Thailand Overview

Thailand's high economic growth at 8-9% per year during the late 1980s and early 1990s was interrupted by the Asian Crisis of 1997-1998.  Since then, economic growth has been moderate, with period of robust growth, such as at around 5% from 2002 to 2007, followed by the fall-out from the global financial crisis of 2008-2009, the flood in 2011, and the impact of political tensions and uncertainty in 2010 and again in 2013-2014. Overall, economic growth in Thailand, while still significant, has lagged that in its developing East Asian neighbors in recent years.  Growth is currently projected to be around 1.5% for 2014.

  • Country: Kingdom of Thailand
  • National flag: tl_flag_0_0.jpg
  • Cities: Bangkok is the capital city of Thailand and the hub for most of the commercial and economical activities of the Kingdom.
  • Population: Estimated at 68 million.
  • Area: 514,000 square kilometers.

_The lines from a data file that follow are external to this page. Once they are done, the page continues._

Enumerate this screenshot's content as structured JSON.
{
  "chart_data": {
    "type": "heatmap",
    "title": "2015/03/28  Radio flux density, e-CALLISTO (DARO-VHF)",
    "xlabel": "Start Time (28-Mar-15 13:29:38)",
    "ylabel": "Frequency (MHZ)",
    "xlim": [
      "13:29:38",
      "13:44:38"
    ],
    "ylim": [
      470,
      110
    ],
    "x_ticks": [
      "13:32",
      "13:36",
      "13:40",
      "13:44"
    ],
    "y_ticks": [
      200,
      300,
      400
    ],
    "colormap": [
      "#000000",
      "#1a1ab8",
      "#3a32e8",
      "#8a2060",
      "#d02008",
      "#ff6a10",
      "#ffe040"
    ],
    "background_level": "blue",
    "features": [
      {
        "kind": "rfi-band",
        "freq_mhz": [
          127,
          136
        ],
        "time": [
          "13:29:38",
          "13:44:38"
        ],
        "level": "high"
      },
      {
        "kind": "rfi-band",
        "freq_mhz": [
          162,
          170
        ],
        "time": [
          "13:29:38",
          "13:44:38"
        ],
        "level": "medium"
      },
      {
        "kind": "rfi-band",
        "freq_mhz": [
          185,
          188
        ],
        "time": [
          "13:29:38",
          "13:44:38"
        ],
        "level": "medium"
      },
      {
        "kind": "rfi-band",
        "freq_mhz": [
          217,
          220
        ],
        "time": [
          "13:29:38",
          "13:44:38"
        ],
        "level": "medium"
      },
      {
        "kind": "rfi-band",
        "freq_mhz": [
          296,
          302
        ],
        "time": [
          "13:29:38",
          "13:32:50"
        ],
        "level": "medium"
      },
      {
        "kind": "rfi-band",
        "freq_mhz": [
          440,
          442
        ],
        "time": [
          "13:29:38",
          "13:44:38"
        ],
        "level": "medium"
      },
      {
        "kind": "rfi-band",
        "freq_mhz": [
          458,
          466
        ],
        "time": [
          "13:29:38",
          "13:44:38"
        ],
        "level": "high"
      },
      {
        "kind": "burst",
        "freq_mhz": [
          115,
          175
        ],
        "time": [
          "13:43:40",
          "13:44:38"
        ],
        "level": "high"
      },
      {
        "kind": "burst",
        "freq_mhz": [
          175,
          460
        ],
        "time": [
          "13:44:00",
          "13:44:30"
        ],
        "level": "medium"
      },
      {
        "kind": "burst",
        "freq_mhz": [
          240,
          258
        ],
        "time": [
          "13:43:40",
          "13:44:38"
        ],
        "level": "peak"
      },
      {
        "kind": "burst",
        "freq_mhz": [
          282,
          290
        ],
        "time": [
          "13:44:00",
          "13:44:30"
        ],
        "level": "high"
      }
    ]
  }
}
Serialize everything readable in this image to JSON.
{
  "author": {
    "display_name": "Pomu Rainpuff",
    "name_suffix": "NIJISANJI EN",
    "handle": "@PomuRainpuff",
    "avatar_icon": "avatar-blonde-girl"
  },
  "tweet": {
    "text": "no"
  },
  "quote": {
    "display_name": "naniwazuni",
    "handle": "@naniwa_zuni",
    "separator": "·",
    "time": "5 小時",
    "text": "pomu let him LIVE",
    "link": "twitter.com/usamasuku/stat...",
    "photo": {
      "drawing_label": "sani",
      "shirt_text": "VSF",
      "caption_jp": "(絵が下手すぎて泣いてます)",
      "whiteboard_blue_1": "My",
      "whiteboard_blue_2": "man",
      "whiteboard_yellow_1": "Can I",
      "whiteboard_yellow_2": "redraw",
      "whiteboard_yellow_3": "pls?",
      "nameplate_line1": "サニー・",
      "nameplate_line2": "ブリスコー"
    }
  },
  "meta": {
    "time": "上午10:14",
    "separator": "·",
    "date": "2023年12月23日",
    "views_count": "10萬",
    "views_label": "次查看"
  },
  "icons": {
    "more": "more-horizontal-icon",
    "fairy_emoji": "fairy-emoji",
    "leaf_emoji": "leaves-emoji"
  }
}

  • Land Borders: North and west to Myanmar, east to Laos, and south to Malaysia.
  • Sea Borders: The Gulf of Thailand, historically known as the Gulf of Siam, is a shallow arm of the South China Sea bordered by Cambodia, Thailand, and Vietnam.
  • Climate: Tropical.

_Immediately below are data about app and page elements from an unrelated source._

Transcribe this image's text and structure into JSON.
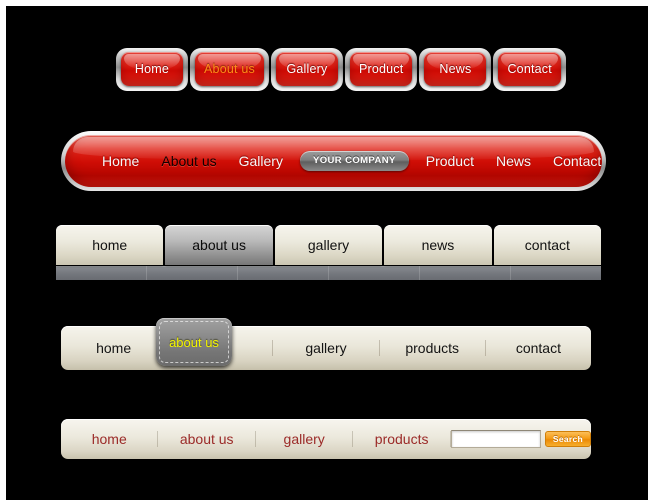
{
  "canvas": {
    "background": "#000000"
  },
  "navbars": [
    {
      "id": "red-chrome-buttons",
      "style": "chrome-framed-red-buttons",
      "items": [
        {
          "label": "Home",
          "state": "normal",
          "color": "#ffffff"
        },
        {
          "label": "About us",
          "state": "hover",
          "color": "#ff8a18"
        },
        {
          "label": "Gallery",
          "state": "normal",
          "color": "#ffffff"
        },
        {
          "label": "Product",
          "state": "normal",
          "color": "#ffffff"
        },
        {
          "label": "News",
          "state": "normal",
          "color": "#ffffff"
        },
        {
          "label": "Contact",
          "state": "normal",
          "color": "#ffffff"
        }
      ]
    },
    {
      "id": "red-glossy-bar",
      "style": "glossy-red-pill-bar",
      "accent": "#cf0d05",
      "items": [
        {
          "label": "Home",
          "state": "normal",
          "color": "#f7f7f7"
        },
        {
          "label": "About us",
          "state": "hover",
          "color": "#120000"
        },
        {
          "label": "Gallery",
          "state": "normal",
          "color": "#f7f7f7"
        },
        {
          "label": "Product",
          "state": "normal",
          "color": "#f7f7f7"
        },
        {
          "label": "News",
          "state": "normal",
          "color": "#f7f7f7"
        },
        {
          "label": "Contact",
          "state": "normal",
          "color": "#f7f7f7"
        }
      ],
      "brand": {
        "label": "YOUR COMPANY",
        "color": "#ffffff",
        "background": "#7d7d7d"
      }
    },
    {
      "id": "cream-tabs-bar",
      "style": "cream-tabs-with-grey-strip",
      "items": [
        {
          "label": "home",
          "state": "normal"
        },
        {
          "label": "about us",
          "state": "active"
        },
        {
          "label": "gallery",
          "state": "normal"
        },
        {
          "label": "news",
          "state": "normal"
        },
        {
          "label": "contact",
          "state": "normal"
        }
      ],
      "strip_color": "#74777d",
      "strip_segments": 6
    },
    {
      "id": "cream-bar-raised-tab",
      "style": "cream-bar-with-raised-grey-tab",
      "items": [
        {
          "label": "home",
          "state": "normal"
        },
        {
          "label": "about us",
          "state": "active"
        },
        {
          "label": "gallery",
          "state": "normal"
        },
        {
          "label": "products",
          "state": "normal"
        },
        {
          "label": "contact",
          "state": "normal"
        }
      ],
      "active_text_color": "#f3f500",
      "active_tab_color": "#8d8d8d"
    },
    {
      "id": "cream-bar-search",
      "style": "cream-bar-with-search",
      "text_color": "#9b2a28",
      "items": [
        {
          "label": "home"
        },
        {
          "label": "about us"
        },
        {
          "label": "gallery"
        },
        {
          "label": "products"
        }
      ],
      "search": {
        "value": "",
        "placeholder": "",
        "button_label": "Search",
        "button_color": "#f59d17"
      }
    }
  ]
}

  • Tourist Attractions: Ko Tarutao, Ayuthaya, Ko Chang, Grand Palace, Similan Islands, Chiang Mai Night Bazaar, Railay, Phang Nga Bay, Koh Tao, Ko Phi Phi.

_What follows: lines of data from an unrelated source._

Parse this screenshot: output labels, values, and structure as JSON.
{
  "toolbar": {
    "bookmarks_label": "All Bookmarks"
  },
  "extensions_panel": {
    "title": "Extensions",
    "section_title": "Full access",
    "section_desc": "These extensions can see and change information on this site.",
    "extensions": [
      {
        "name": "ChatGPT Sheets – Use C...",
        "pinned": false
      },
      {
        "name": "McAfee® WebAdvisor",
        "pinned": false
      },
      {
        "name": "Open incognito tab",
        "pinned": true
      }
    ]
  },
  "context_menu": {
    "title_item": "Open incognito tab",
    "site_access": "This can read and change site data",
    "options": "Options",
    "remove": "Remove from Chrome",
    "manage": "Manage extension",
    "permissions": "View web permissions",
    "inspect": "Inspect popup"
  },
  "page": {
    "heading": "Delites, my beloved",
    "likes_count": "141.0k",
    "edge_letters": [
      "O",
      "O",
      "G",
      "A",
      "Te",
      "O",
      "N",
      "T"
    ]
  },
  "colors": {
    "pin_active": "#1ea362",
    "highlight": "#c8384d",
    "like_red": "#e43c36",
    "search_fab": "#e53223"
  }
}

  • Language: The official language of Thailand is Siamese, a Thai language closely related to Laos, Shan in Burma, and numerous smaller languages of southern China and northern Vietnam. It is the principal language of education and government and is spoken throughout the country. English and French are spoken in business or by some senior government officials. Many shopkeepers can understand basic English and French.
  • Religion: Roughly 95% of the Thai people are practitioners of Theravada Buddhism, the official religion of Thailand, religious tolerance is both customary in Thailand and protected by the constitution. 
  • Government: Royal Thai Government is the unitary government of the Kingdom of Thailand. Thailand has been a constitutional monarchy under a parliamentary democracy system since 1932. The country has existed in some form since the 13th century, but the country emerged as a modern nation state after the foundation of the Chakri Dynasty and the city of Bangkok in 1782. The Revolution of 1932 brought an end to absolute monarchy and replaced it with a system of constitutional monarchy.
  • Economy: Thailand is a newly industrialized country. Its economy is heavily export-dependent, with exports accounting for more than two-thirds of its gross domestic product.
  • Festival and official HolidaysThe biggest festival is Thailand New Year in mid-April, similar to Laos and Cambodia celebrations. Public holidays in Thailand are regulated by the government, and most are observed by both the public and private sectors. There are usually sixteen public holidays in a year, but more may be declared by the Cabinet. The actual number of holidays for the individual is determined by the nature of the organization for which they work i.e. public, private, institutions governed by the Bank of Thailand, or state-owned enterprises.